YA takes Lorenzo: Lisa Moore’s Flannery (Book Review)

Reading Time: 3 minutes

It was the best of times, it was the worst of times – it was high school. Lisa Moore’s Flannery takes readers on a journey back to a simpler time full of heartbreak, drama, and raging hormones. It is also the first Lorenzo Reading Series book of the Winter 2017 term.

Admittedly, Moore’s novel is a peculiar choice for the reading series. It is a Young Adult (YA) novel and, in the past, most of the selections for the Lorenzo Reading Series have been books aimed for older readers such as His Whole Life, Secret Life: The Jian Ghomeshi Investigation, and Black River Road. So cracking open Flannery and finding a classic high school YA novel certainly is a surprise.

Author Lisa Moore (Photo source: University of New Brunswick)
Author Lisa Moore (Photo source: University of New Brunswick)

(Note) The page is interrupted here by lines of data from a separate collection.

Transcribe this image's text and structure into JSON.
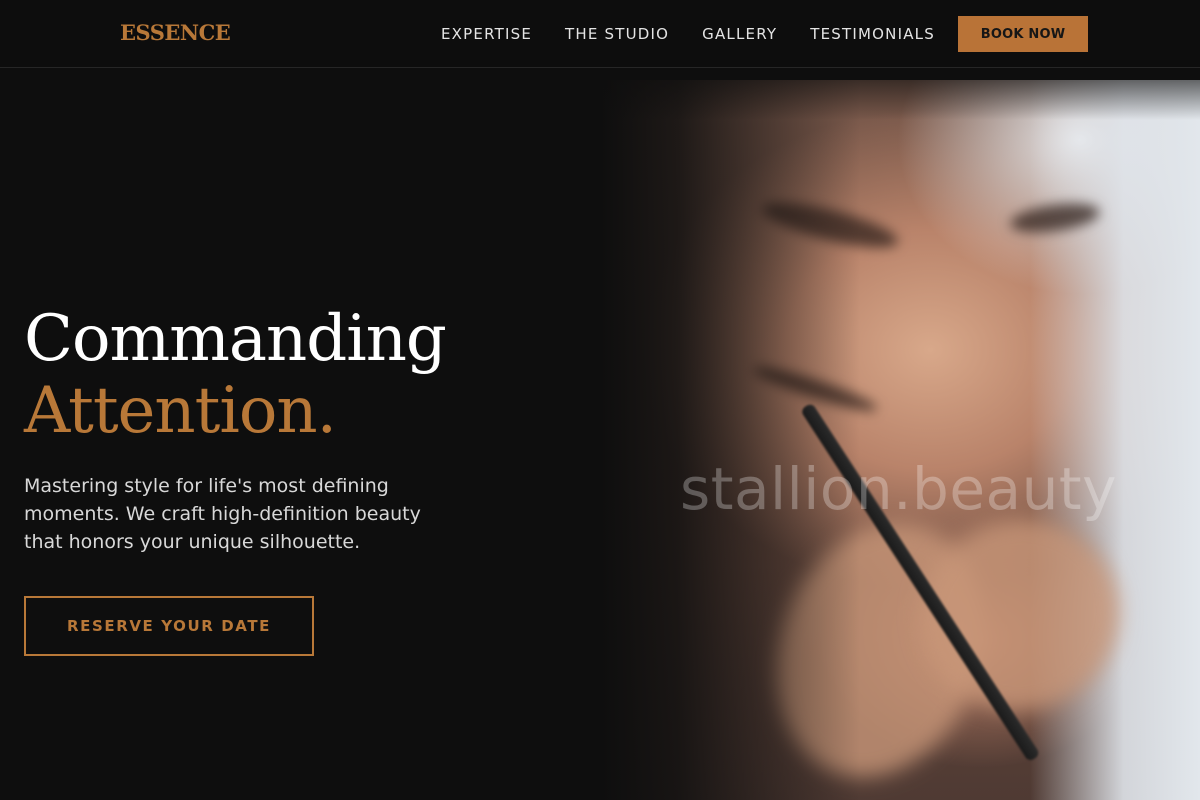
{
  "header": {
    "logo": "ESSENCE",
    "nav": [
      "EXPERTISE",
      "THE STUDIO",
      "GALLERY",
      "TESTIMONIALS"
    ],
    "cta": "BOOK NOW"
  },
  "hero": {
    "headline_line1": "Commanding",
    "headline_line2": "Attention.",
    "tagline": "Mastering style for life's most defining moments. We craft high-definition beauty that honors your unique silhouette.",
    "cta": "RESERVE YOUR DATE",
    "watermark": "stallion.beauty"
  },
  "colors": {
    "accent": "#b87838",
    "background": "#0e0e0e",
    "header_bg": "#0d0d0d",
    "text": "#ffffff"
  }
}
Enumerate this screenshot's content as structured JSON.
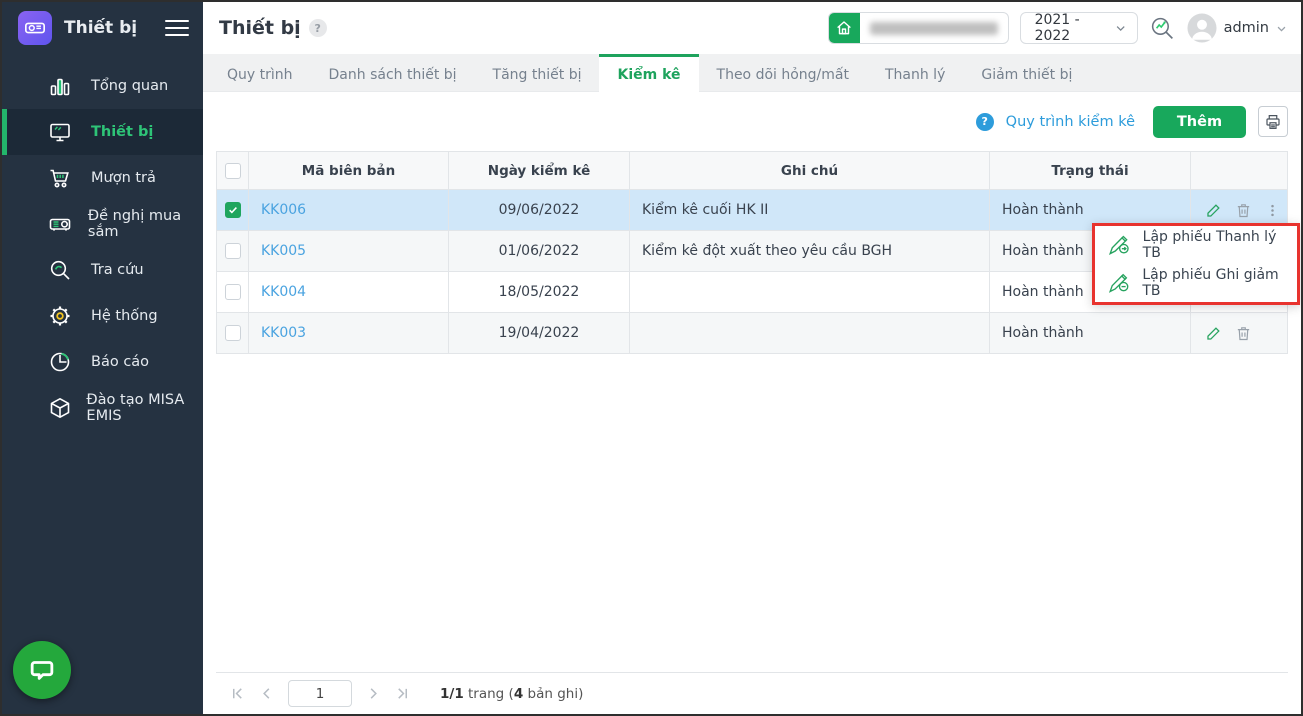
{
  "sidebar": {
    "app_title": "Thiết bị",
    "items": [
      {
        "label": "Tổng quan",
        "icon": "bar-chart-icon"
      },
      {
        "label": "Thiết bị",
        "icon": "monitor-icon",
        "active": true
      },
      {
        "label": "Mượn trả",
        "icon": "cart-icon"
      },
      {
        "label": "Đề nghị mua sắm",
        "icon": "projector-icon"
      },
      {
        "label": "Tra cứu",
        "icon": "search-icon"
      },
      {
        "label": "Hệ thống",
        "icon": "gear-icon"
      },
      {
        "label": "Báo cáo",
        "icon": "pie-chart-icon"
      },
      {
        "label": "Đào tạo MISA EMIS",
        "icon": "cube-icon"
      }
    ]
  },
  "header": {
    "page_title": "Thiết bị",
    "help_badge": "?",
    "school_year": "2021 - 2022",
    "username": "admin"
  },
  "tabs": {
    "active": "Kiểm kê",
    "items": [
      {
        "label": "Quy trình"
      },
      {
        "label": "Danh sách thiết bị"
      },
      {
        "label": "Tăng thiết bị"
      },
      {
        "label": "Kiểm kê"
      },
      {
        "label": "Theo dõi hỏng/mất"
      },
      {
        "label": "Thanh lý"
      },
      {
        "label": "Giảm thiết bị"
      }
    ]
  },
  "toolbar": {
    "help_badge": "?",
    "process_link": "Quy trình kiểm kê",
    "add_button": "Thêm"
  },
  "table": {
    "headers": {
      "code": "Mã biên bản",
      "date": "Ngày kiểm kê",
      "note": "Ghi chú",
      "status": "Trạng thái"
    },
    "rows": [
      {
        "code": "KK006",
        "date": "09/06/2022",
        "note": "Kiểm kê cuối HK II",
        "status": "Hoàn thành",
        "selected": true,
        "actions": [
          "edit-icon",
          "trash-icon",
          "kebab-icon"
        ]
      },
      {
        "code": "KK005",
        "date": "01/06/2022",
        "note": "Kiểm kê đột xuất theo yêu cầu BGH",
        "status": "Hoàn thành",
        "actions": []
      },
      {
        "code": "KK004",
        "date": "18/05/2022",
        "note": "",
        "status": "Hoàn thành",
        "actions": []
      },
      {
        "code": "KK003",
        "date": "19/04/2022",
        "note": "",
        "status": "Hoàn thành",
        "actions": [
          "edit-icon",
          "trash-icon"
        ]
      }
    ]
  },
  "context_menu": {
    "item1": "Lập phiếu Thanh lý TB",
    "item2": "Lập phiếu Ghi giảm TB",
    "icon1": "pen-arrow-icon",
    "icon2": "pen-minus-icon",
    "highlight_color": "#e8332e"
  },
  "pagination": {
    "page_value": "1",
    "pages_bold": "1/1",
    "mid_text": " trang (",
    "count_bold": "4",
    "end_text": " bản ghi)"
  },
  "colors": {
    "accent_green": "#18a85c",
    "link_blue": "#2d9cdb",
    "sidebar_bg": "#253241",
    "selected_row": "#d0e7f9",
    "annotation_red": "#e8332e"
  }
}
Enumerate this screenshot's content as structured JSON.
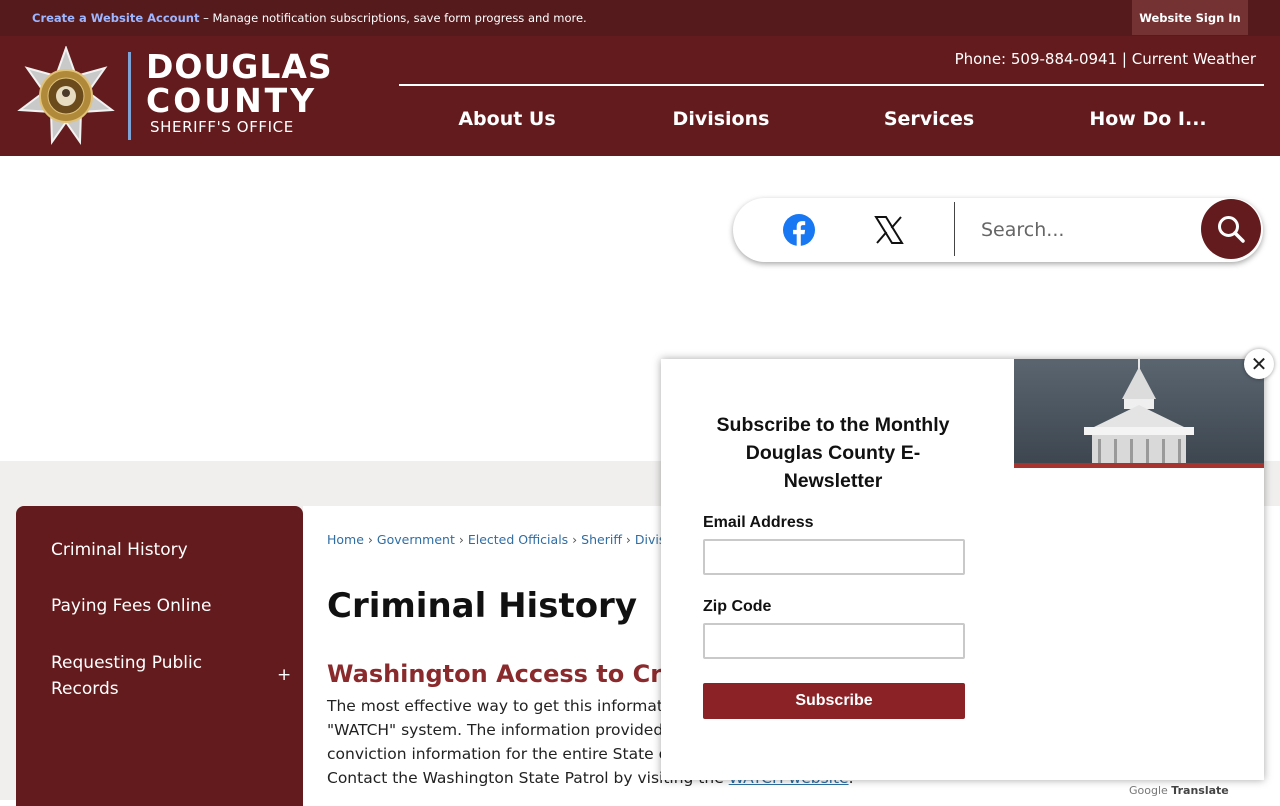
{
  "topbar": {
    "account_link": "Create a Website Account",
    "account_message": " – Manage notification subscriptions, save form progress and more.",
    "signin_label": "Website Sign In"
  },
  "header": {
    "logo_line1": "DOUGLAS",
    "logo_line2": "COUNTY",
    "logo_line3": "SHERIFF'S OFFICE",
    "badge_text_top": "DOUGLAS COUNTY",
    "badge_text_bottom": "SHERIFF'S OFFICE",
    "phone_label": "Phone: ",
    "phone_number": "509-884-0941",
    "separator": " | ",
    "weather_label": "Current Weather",
    "nav": [
      {
        "label": "About Us"
      },
      {
        "label": "Divisions"
      },
      {
        "label": "Services"
      },
      {
        "label": "How Do I..."
      }
    ]
  },
  "search": {
    "placeholder": "Search...",
    "social": [
      "facebook-icon",
      "x-icon"
    ]
  },
  "sidebar": {
    "items": [
      {
        "label": "Criminal History"
      },
      {
        "label": "Paying Fees Online"
      },
      {
        "label": "Requesting Public Records",
        "expand": "+"
      }
    ]
  },
  "breadcrumb": {
    "items": [
      "Home",
      "Government",
      "Elected Officials",
      "Sheriff",
      "Divisions"
    ],
    "sep": "›"
  },
  "main": {
    "page_title": "Criminal History",
    "section_title": "Washington Access to Crim",
    "para_lines": [
      "The most effective way to get this information",
      "\"WATCH\" system. The information provided by",
      "conviction information for the entire State of",
      "Contact the Washington State Patrol by visiting the "
    ],
    "para_link": "WATCH website",
    "para_end": "."
  },
  "translate": {
    "google": "Google",
    "translate": "Translate"
  },
  "modal": {
    "title": "Subscribe to the Monthly Douglas County E-Newsletter",
    "email_label": "Email Address",
    "zip_label": "Zip Code",
    "subscribe_label": "Subscribe",
    "close_label": "✕"
  },
  "colors": {
    "maroon": "#641b1d",
    "topbar": "#541a1c",
    "accent_red": "#8b2a2c",
    "link_blue": "#2f6da3"
  }
}
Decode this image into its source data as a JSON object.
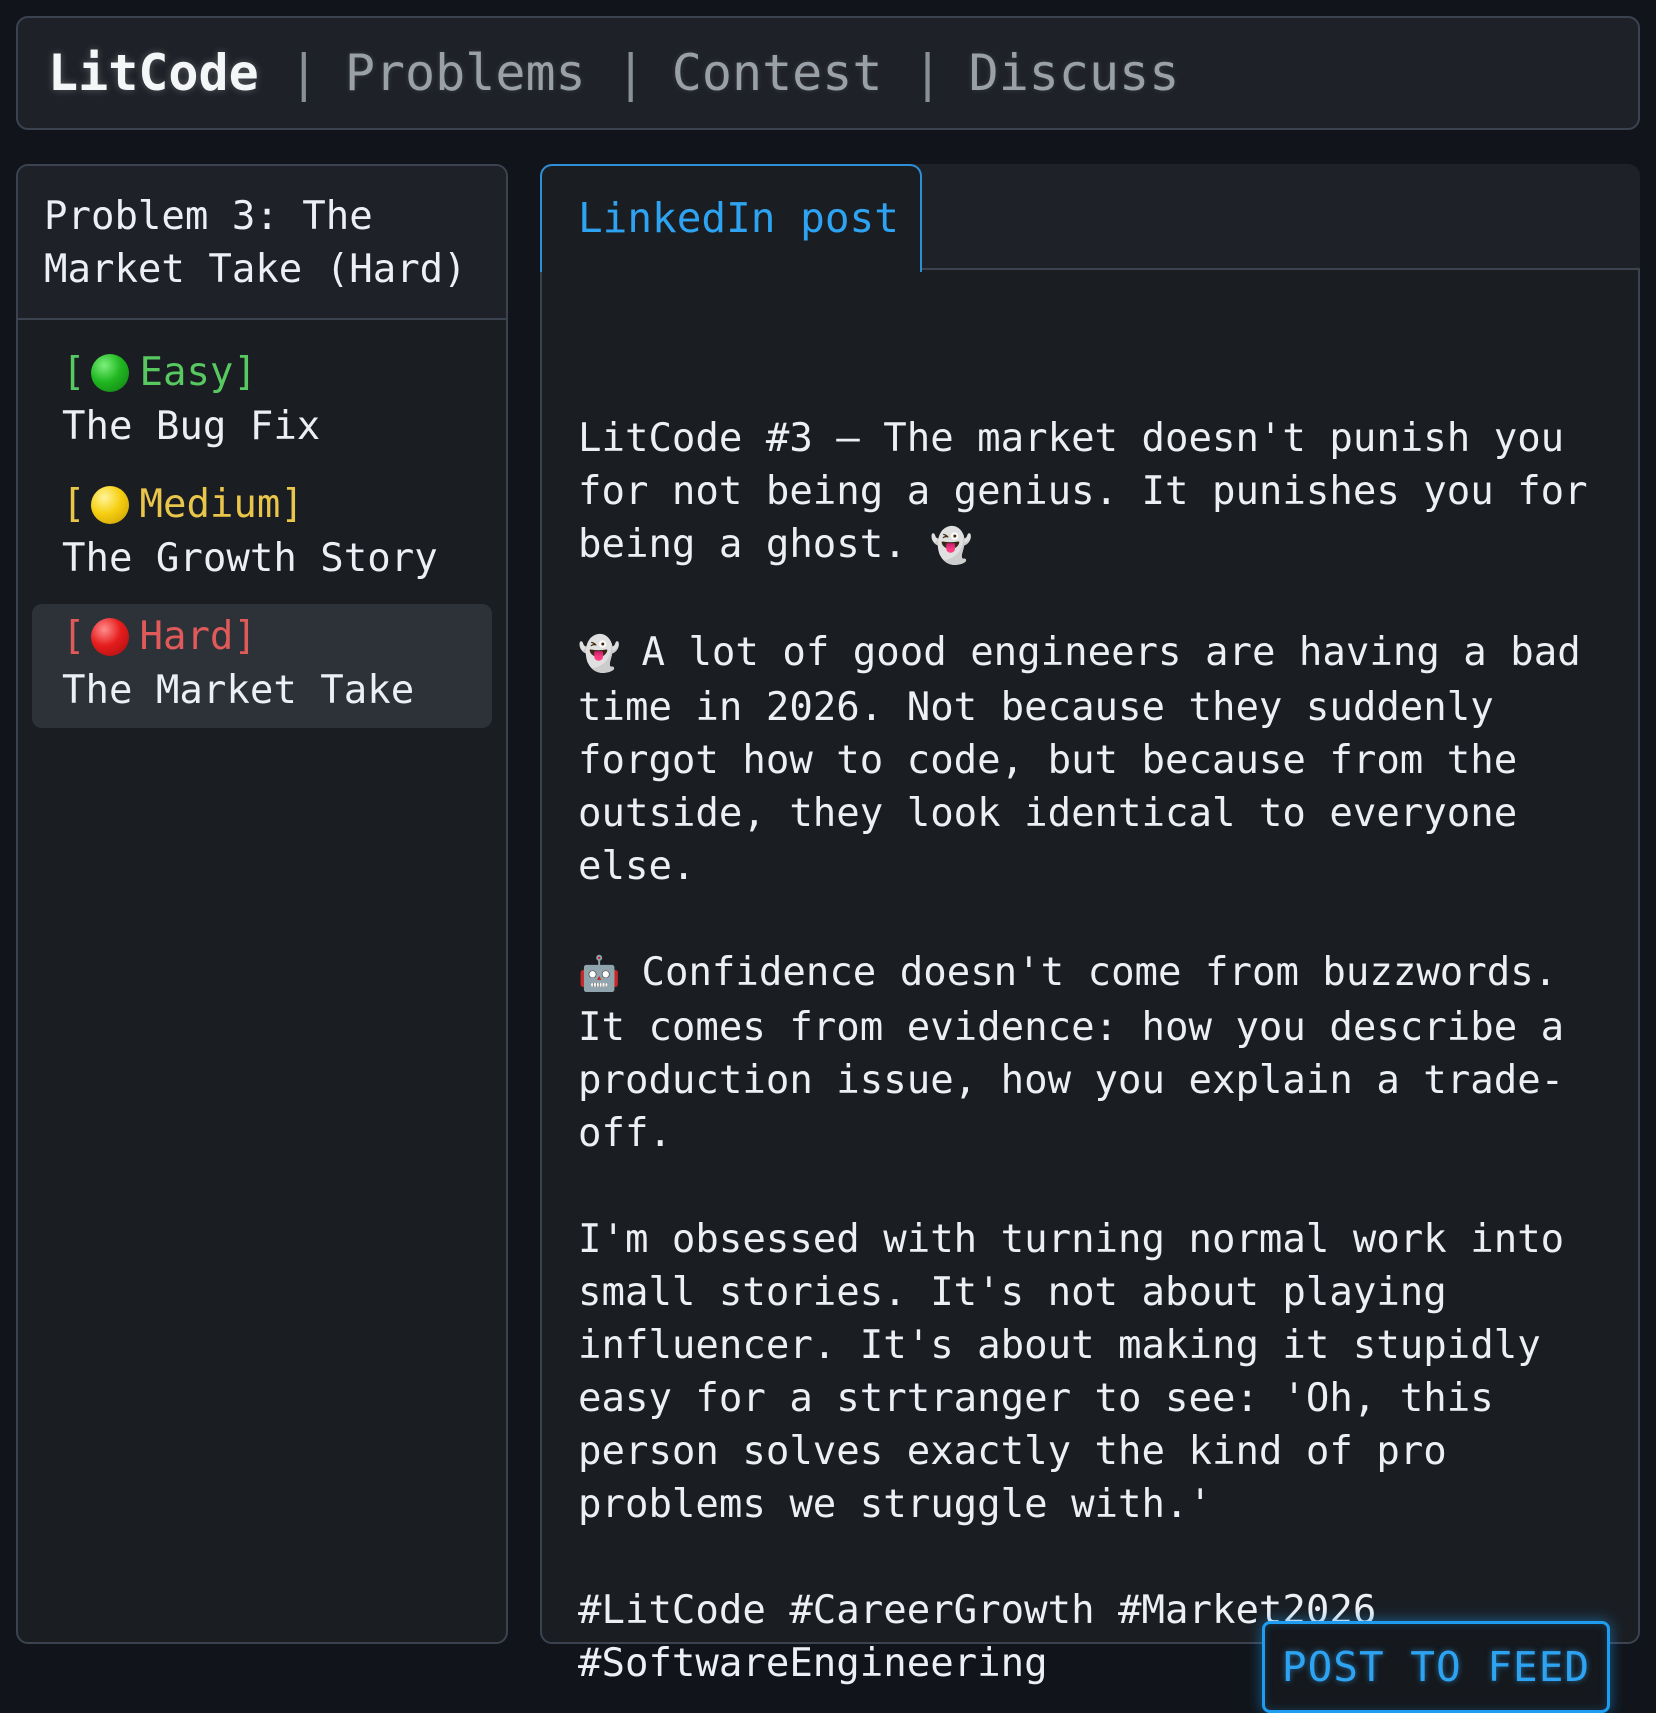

That’s not to say Flannery is not worth your time. On the contrary, it is a refreshing addition to the reading series. After reading the heavier content usually associated with Lorenzo, a fun high school romance novel was more than welcome. Avid followers of the Lorenzo Reading Series will likely agree.

Flannery tells the story of high school senior Flannery Malone and her adventures in love, family, and her school’s Entrepreneurship Fair. The seemingly trivial dramatics of her life are ones that readers will understand all too well: “unrequited love” for the hunkiest guy in school, an eccentric parent who just won’t listen, and withering friendships that she thought would last forever.

While Flannery is a fun, interestingly crafted work of YA fiction, it is not for everyone. YA fiction by its very name isn’t for everybody, and older readers may find the content a bit too immature for their liking. For example, readers unable to relate to the traumatic experience of purchasing a bra for the first time may be alienated by the novel.

On the other hand, readers who can relate and are searching for something that will provide nostalgia for days might want to give it a try. The opening scene of the novel shows this nostalgia as with the automated voice messages that accompany high school class tardiness. Anyone who has attended high school recently has probably received at least one call from “Regular Guy”, and to see the scenario so vividly described by Moore provides enough laughs to continue forward in the story. This is only one of the many scenarios in Flannery that will bring back all of those (shall-we-say) pleasant memories of high school.

Flannery by Lisa Moore (photo source: House of Anansi Press)
Flannery by Lisa Moore (photo source: House of Anansi Press)

But aside from the silly romance and friendship drama that go hand-in-hand with the “good ol’ days”, the book also deals with more serious subject matter. Flannery has to live with a spacey single mother who doesn’t seem to take her education seriously, and one can’t help but wonder how a child is supposed to succeed in a situation like that. Then readers find Flannery worrying about her family’s financial status while her mother throws away money on trinkets and toys, and suddenly this isn’t such an immature YA novel anymore. It becomes very, very real.

For anyone craving a break from the dry, heavy textbooks required for courses, Flannery is definitely worth a read. It is reminiscent of a time when the biggest concern was getting a crush to like you back, and when YA romances were the most complex texts you had to decipher. It will also provide a wonderful distraction from the hectic whirlwind known as university.

Moore’s reading as part of the Lorenzo Reading Series will be Thursday, January 19th in the Ganong Hall Lecture Theatre at 7:00 P.M. There will be refreshments provided, and it is free to attend.

EDITOR’S NOTE: Liam Floyd, editor-in-chief of The Baron, is also employed by the Lorenzo Society.

Emily is in her fourth year of Political Science. She loves studying and academics which follows into her research work. She's a stern black coffee drinker and is a proud Acadienne. When she's not working or doing school work, you can find Emily listening to 70s music on vinyl and watching Parks and Recreation. If you ask her about parliamentary institutions, she won't stop talking.